Willard arrived in Wellington at the age of 19, working as a painter in a local carriage factory, but got his start as an artist painting “Pluck I,” a laughable cartoon featuring the young sons of a prominent Wellington business owner and a rambunctious dog. The painting was so well received that Willard painted a companion piece, “Pluck II,” and the set eventually sold 10,000 copies.
But while Willard started with two boys and a dog, his greatest masterpiece, and the namesake of Wellington’s museum, was “The Spirit of ’76.” What started out as a simple sketch of three Wellingtonians goofing around in the town square turned into one of the nation’s most well-known and symbolic images of the patriotic spirit. Completed in 1876, “The Spirit of ‘76” went on to become Willard’s “bread and butter,” with a known 24 original paintings of the same three figures having been discovered to this day.
The collection, which includes two original “Spirit” paintings, boasts an impressive representation of Willard’s interests. From landscapes and portraits to still life, painted in a variety of mediums, there is something unique and definably “Willard” in every piece; a point of pride for a small-town museum with deep roots.
The figures who originally posed for Willard as he painted “The Spirit of ‘76” were Wellington area residents, and the Spirit of ’76 Museum has had the original drum used by the portrait’s central figure within its collection for years. What they hadn’t had was the fife, carried by Hugh Mosher. Until “Yours Truly, A.M. Willard” opened, that is.
On loan by Mosher’s great-great-granddaughter, Rebecca (Durham) Duelley, for the duration of the exhibit, the fife is a great addition that ties the history and pride of one town together in a three-floor, diamond in the rough building. Duelley described the fife as a “family treasure,” sharing legends of the metal band around the center of the fife, said to be a repair Mosher made after his son Walter cracked the instrument as a child. The metal band can clearly be seen in the “Spirit” paintings on display.
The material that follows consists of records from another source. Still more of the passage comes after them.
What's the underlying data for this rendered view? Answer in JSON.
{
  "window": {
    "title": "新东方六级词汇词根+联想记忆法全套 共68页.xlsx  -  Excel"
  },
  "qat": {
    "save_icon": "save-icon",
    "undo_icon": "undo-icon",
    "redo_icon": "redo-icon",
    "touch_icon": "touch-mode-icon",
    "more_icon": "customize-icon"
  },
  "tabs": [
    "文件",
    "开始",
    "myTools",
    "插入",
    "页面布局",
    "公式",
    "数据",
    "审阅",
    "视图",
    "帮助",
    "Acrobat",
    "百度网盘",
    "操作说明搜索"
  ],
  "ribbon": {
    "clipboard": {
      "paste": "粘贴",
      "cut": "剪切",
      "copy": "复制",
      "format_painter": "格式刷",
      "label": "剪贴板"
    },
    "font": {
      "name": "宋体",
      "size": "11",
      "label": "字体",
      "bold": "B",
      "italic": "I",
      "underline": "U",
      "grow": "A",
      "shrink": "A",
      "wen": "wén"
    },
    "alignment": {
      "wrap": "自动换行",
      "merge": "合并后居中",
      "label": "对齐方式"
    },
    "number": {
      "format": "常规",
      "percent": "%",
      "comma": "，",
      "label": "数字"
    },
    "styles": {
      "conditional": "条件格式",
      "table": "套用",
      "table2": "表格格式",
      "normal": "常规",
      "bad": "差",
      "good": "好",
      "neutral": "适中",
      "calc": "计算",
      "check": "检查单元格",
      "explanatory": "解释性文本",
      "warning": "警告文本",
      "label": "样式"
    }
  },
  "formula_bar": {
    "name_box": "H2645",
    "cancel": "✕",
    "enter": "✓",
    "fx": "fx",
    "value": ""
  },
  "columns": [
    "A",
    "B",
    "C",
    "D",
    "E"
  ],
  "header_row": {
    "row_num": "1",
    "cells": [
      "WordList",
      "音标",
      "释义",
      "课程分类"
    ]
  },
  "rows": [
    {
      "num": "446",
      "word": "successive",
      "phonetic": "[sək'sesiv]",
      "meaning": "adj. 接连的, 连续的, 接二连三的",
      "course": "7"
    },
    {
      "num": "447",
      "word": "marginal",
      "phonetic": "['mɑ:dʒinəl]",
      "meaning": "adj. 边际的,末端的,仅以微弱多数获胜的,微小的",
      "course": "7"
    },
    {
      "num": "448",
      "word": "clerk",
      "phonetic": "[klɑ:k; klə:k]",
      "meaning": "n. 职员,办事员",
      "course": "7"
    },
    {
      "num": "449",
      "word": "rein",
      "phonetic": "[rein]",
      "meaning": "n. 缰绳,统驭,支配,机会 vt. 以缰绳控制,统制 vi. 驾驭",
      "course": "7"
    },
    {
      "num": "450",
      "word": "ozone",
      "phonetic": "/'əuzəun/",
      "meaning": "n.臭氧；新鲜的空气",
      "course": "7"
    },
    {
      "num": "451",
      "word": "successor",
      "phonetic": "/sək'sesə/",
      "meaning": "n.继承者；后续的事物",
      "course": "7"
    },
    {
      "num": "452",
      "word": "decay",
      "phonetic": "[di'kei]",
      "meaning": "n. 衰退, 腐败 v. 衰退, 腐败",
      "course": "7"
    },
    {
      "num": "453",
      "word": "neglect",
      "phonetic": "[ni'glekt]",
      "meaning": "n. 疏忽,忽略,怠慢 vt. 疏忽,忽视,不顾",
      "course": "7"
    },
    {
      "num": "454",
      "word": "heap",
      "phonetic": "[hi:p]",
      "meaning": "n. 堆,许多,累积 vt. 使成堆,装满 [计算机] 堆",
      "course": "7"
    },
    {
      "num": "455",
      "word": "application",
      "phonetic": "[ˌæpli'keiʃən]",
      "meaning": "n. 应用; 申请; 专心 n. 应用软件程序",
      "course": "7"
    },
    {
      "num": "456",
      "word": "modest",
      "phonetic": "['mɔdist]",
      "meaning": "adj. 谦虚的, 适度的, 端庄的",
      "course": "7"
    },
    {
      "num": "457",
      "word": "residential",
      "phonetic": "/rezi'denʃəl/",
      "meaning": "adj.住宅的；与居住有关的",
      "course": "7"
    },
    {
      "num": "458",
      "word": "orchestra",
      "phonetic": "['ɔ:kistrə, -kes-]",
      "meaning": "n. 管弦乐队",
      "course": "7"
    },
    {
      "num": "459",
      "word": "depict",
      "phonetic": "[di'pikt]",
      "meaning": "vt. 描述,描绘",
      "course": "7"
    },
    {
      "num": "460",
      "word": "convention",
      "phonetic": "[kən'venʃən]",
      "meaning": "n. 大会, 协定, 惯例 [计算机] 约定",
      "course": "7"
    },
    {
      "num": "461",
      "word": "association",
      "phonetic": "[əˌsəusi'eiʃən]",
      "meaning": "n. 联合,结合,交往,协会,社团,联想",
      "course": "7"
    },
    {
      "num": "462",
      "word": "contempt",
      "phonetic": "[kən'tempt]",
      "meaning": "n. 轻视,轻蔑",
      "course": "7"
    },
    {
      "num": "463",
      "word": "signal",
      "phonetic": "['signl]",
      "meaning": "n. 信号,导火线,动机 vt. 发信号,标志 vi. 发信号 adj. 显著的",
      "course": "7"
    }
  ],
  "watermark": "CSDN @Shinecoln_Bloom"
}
It’s not often that so much little-known history gathers in one little-known location. But whether by fate, universal intervention or just sheer luck, the Spirit of ’76 Museum has the opportunity to share with the masses the story of one unassuming artist who helped shape the American spirit with a stroke of his brush. It’s a piece of history not to be missed.
The Spirit of ’76 Museum is located at 201 N. Main St. in Wellington, and is open Saturdays and Sundays from 1 – 3:30 p.m. To schedule a tour, visitors can contact the museum office at (440) 647-4367 or send an email to firstname.lastname@example.org.
**Originally published in The Rural Urban Record**